WORK ORDER: Output each record below exactly as it stands, leaving out the pictures.

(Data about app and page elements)
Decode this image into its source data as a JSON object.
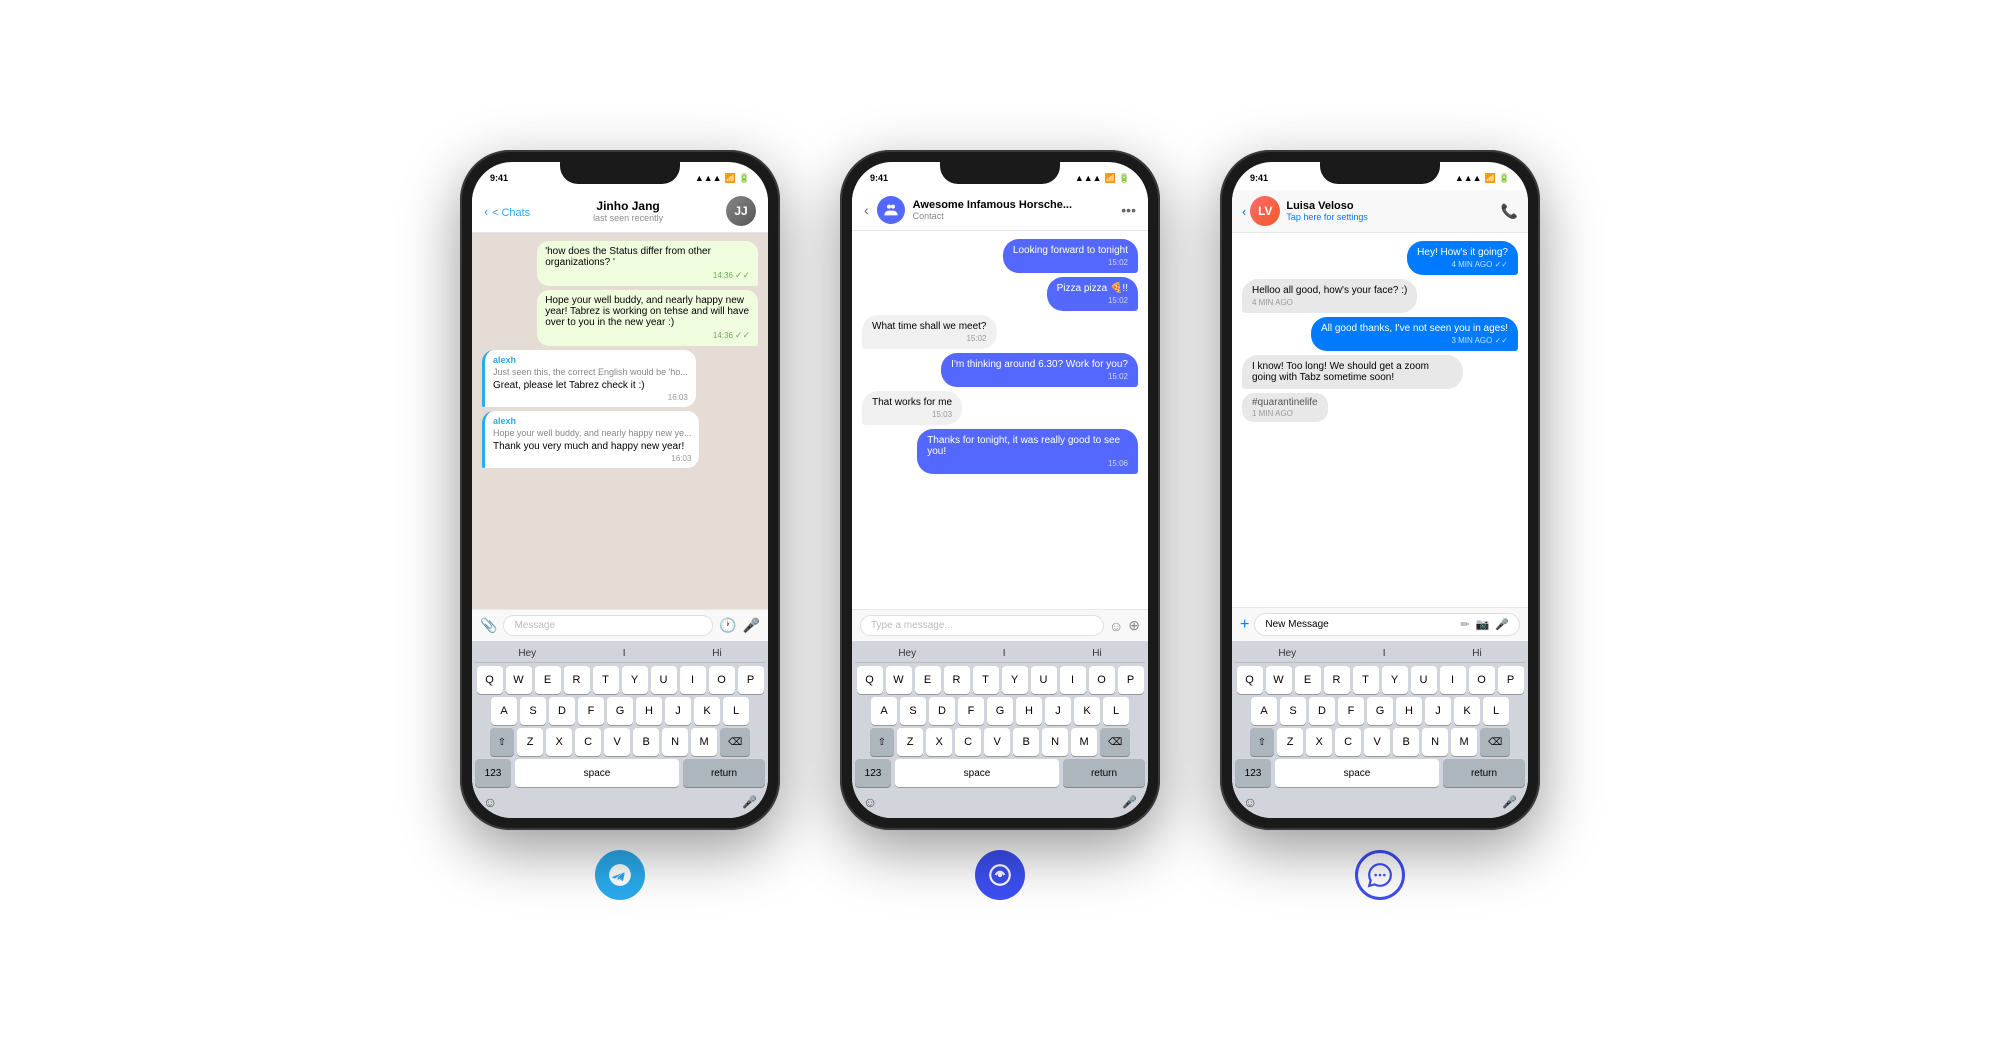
{
  "phone1": {
    "statusBar": {
      "time": "9:41",
      "signal": "▲▲▲",
      "wifi": "wifi",
      "battery": "battery"
    },
    "header": {
      "backLabel": "< Chats",
      "contactName": "Jinho Jang",
      "contactStatus": "last seen recently",
      "avatarInitial": "JJ"
    },
    "messages": [
      {
        "type": "outgoing",
        "text": "'how does the Status differ from other organizations? '",
        "time": "14:36",
        "checked": true
      },
      {
        "type": "outgoing",
        "text": "Hope your well buddy, and nearly happy new year! Tabrez is working on tehse and will have over to you in the new year :)",
        "time": "14:36",
        "checked": true
      },
      {
        "type": "reply",
        "author": "alexh",
        "replyText": "Just seen this, the correct English would be 'ho...",
        "text": "Great, please let Tabrez check it :)",
        "time": "16:03"
      },
      {
        "type": "reply",
        "author": "alexh",
        "replyText": "Hope your well buddy, and nearly happy new ye...",
        "text": "Thank you very much and happy new year!",
        "time": "16:03"
      }
    ],
    "inputPlaceholder": "Message",
    "keyboard": {
      "suggestions": [
        "Hey",
        "I",
        "Hi"
      ],
      "rows": [
        [
          "Q",
          "W",
          "E",
          "R",
          "T",
          "Y",
          "U",
          "I",
          "O",
          "P"
        ],
        [
          "A",
          "S",
          "D",
          "F",
          "G",
          "H",
          "J",
          "K",
          "L"
        ],
        [
          "Z",
          "X",
          "C",
          "V",
          "B",
          "N",
          "M"
        ]
      ],
      "keys123": "123",
      "spaceLabel": "space",
      "returnLabel": "return"
    },
    "appIcon": "telegram"
  },
  "phone2": {
    "statusBar": {
      "time": "9:41"
    },
    "header": {
      "contactName": "Awesome Infamous Horsche...",
      "contactSub": "Contact"
    },
    "messages": [
      {
        "type": "outgoing",
        "text": "Looking forward to tonight",
        "time": "15:02"
      },
      {
        "type": "outgoing",
        "text": "Pizza pizza 🍕!! ",
        "time": "15:02"
      },
      {
        "type": "incoming",
        "text": "What time shall we meet?",
        "time": "15:02"
      },
      {
        "type": "outgoing",
        "text": "I'm thinking around 6.30? Work for you?",
        "time": "15:02"
      },
      {
        "type": "incoming",
        "text": "That works for me",
        "time": "15:03"
      },
      {
        "type": "outgoing",
        "text": "Thanks for tonight, it was really good to see you!",
        "time": "15:06"
      }
    ],
    "inputPlaceholder": "Type a message...",
    "keyboard": {
      "suggestions": [
        "Hey",
        "I",
        "Hi"
      ],
      "rows": [
        [
          "Q",
          "W",
          "E",
          "R",
          "T",
          "Y",
          "U",
          "I",
          "O",
          "P"
        ],
        [
          "A",
          "S",
          "D",
          "F",
          "G",
          "H",
          "J",
          "K",
          "L"
        ],
        [
          "Z",
          "X",
          "C",
          "V",
          "B",
          "N",
          "M"
        ]
      ],
      "keys123": "123",
      "spaceLabel": "space",
      "returnLabel": "return"
    },
    "appIcon": "bridge"
  },
  "phone3": {
    "statusBar": {
      "time": "9:41"
    },
    "header": {
      "contactName": "Luisa Veloso",
      "contactSub": "Tap here for settings",
      "avatarInitial": "LV"
    },
    "messages": [
      {
        "type": "outgoing",
        "text": "Hey! How's it going?",
        "time": "4 MIN AGO",
        "checked": true
      },
      {
        "type": "incoming",
        "text": "Helloo all good, how's your face? :)",
        "time": "4 MIN AGO"
      },
      {
        "type": "outgoing",
        "text": "All good thanks, I've not seen you in ages!",
        "time": "3 MIN AGO",
        "checked": true
      },
      {
        "type": "incoming",
        "text": "I know! Too long! We should get a zoom going with Tabz sometime soon!",
        "time": ""
      },
      {
        "type": "hashtag",
        "text": "#quarantinelife",
        "time": "1 MIN AGO"
      }
    ],
    "inputPlaceholder": "New Message",
    "keyboard": {
      "suggestions": [
        "Hey",
        "I",
        "Hi"
      ],
      "rows": [
        [
          "Q",
          "W",
          "E",
          "R",
          "T",
          "Y",
          "U",
          "I",
          "O",
          "P"
        ],
        [
          "A",
          "S",
          "D",
          "F",
          "G",
          "H",
          "J",
          "K",
          "L"
        ],
        [
          "Z",
          "X",
          "C",
          "V",
          "B",
          "N",
          "M"
        ]
      ],
      "keys123": "123",
      "spaceLabel": "space",
      "returnLabel": "return"
    },
    "appIcon": "signal"
  }
}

WRITTEN ANSWER:
Decode this image into its source data as a JSON object.
{
  "phone1": {
    "statusBar": {
      "time": "9:41",
      "signal": "▲▲▲",
      "wifi": "wifi",
      "battery": "battery"
    },
    "header": {
      "backLabel": "< Chats",
      "contactName": "Jinho Jang",
      "contactStatus": "last seen recently",
      "avatarInitial": "JJ"
    },
    "messages": [
      {
        "type": "outgoing",
        "text": "'how does the Status differ from other organizations? '",
        "time": "14:36",
        "checked": true
      },
      {
        "type": "outgoing",
        "text": "Hope your well buddy, and nearly happy new year! Tabrez is working on tehse and will have over to you in the new year :)",
        "time": "14:36",
        "checked": true
      },
      {
        "type": "reply",
        "author": "alexh",
        "replyText": "Just seen this, the correct English would be 'ho...",
        "text": "Great, please let Tabrez check it :)",
        "time": "16:03"
      },
      {
        "type": "reply",
        "author": "alexh",
        "replyText": "Hope your well buddy, and nearly happy new ye...",
        "text": "Thank you very much and happy new year!",
        "time": "16:03"
      }
    ],
    "inputPlaceholder": "Message",
    "keyboard": {
      "suggestions": [
        "Hey",
        "I",
        "Hi"
      ],
      "rows": [
        [
          "Q",
          "W",
          "E",
          "R",
          "T",
          "Y",
          "U",
          "I",
          "O",
          "P"
        ],
        [
          "A",
          "S",
          "D",
          "F",
          "G",
          "H",
          "J",
          "K",
          "L"
        ],
        [
          "Z",
          "X",
          "C",
          "V",
          "B",
          "N",
          "M"
        ]
      ],
      "keys123": "123",
      "spaceLabel": "space",
      "returnLabel": "return"
    },
    "appIcon": "telegram"
  },
  "phone2": {
    "statusBar": {
      "time": "9:41"
    },
    "header": {
      "contactName": "Awesome Infamous Horsche...",
      "contactSub": "Contact"
    },
    "messages": [
      {
        "type": "outgoing",
        "text": "Looking forward to tonight",
        "time": "15:02"
      },
      {
        "type": "outgoing",
        "text": "Pizza pizza 🍕!! ",
        "time": "15:02"
      },
      {
        "type": "incoming",
        "text": "What time shall we meet?",
        "time": "15:02"
      },
      {
        "type": "outgoing",
        "text": "I'm thinking around 6.30? Work for you?",
        "time": "15:02"
      },
      {
        "type": "incoming",
        "text": "That works for me",
        "time": "15:03"
      },
      {
        "type": "outgoing",
        "text": "Thanks for tonight, it was really good to see you!",
        "time": "15:06"
      }
    ],
    "inputPlaceholder": "Type a message...",
    "keyboard": {
      "suggestions": [
        "Hey",
        "I",
        "Hi"
      ],
      "rows": [
        [
          "Q",
          "W",
          "E",
          "R",
          "T",
          "Y",
          "U",
          "I",
          "O",
          "P"
        ],
        [
          "A",
          "S",
          "D",
          "F",
          "G",
          "H",
          "J",
          "K",
          "L"
        ],
        [
          "Z",
          "X",
          "C",
          "V",
          "B",
          "N",
          "M"
        ]
      ],
      "keys123": "123",
      "spaceLabel": "space",
      "returnLabel": "return"
    },
    "appIcon": "bridge"
  },
  "phone3": {
    "statusBar": {
      "time": "9:41"
    },
    "header": {
      "contactName": "Luisa Veloso",
      "contactSub": "Tap here for settings",
      "avatarInitial": "LV"
    },
    "messages": [
      {
        "type": "outgoing",
        "text": "Hey! How's it going?",
        "time": "4 MIN AGO",
        "checked": true
      },
      {
        "type": "incoming",
        "text": "Helloo all good, how's your face? :)",
        "time": "4 MIN AGO"
      },
      {
        "type": "outgoing",
        "text": "All good thanks, I've not seen you in ages!",
        "time": "3 MIN AGO",
        "checked": true
      },
      {
        "type": "incoming",
        "text": "I know! Too long! We should get a zoom going with Tabz sometime soon!",
        "time": ""
      },
      {
        "type": "hashtag",
        "text": "#quarantinelife",
        "time": "1 MIN AGO"
      }
    ],
    "inputPlaceholder": "New Message",
    "keyboard": {
      "suggestions": [
        "Hey",
        "I",
        "Hi"
      ],
      "rows": [
        [
          "Q",
          "W",
          "E",
          "R",
          "T",
          "Y",
          "U",
          "I",
          "O",
          "P"
        ],
        [
          "A",
          "S",
          "D",
          "F",
          "G",
          "H",
          "J",
          "K",
          "L"
        ],
        [
          "Z",
          "X",
          "C",
          "V",
          "B",
          "N",
          "M"
        ]
      ],
      "keys123": "123",
      "spaceLabel": "space",
      "returnLabel": "return"
    },
    "appIcon": "signal"
  }
}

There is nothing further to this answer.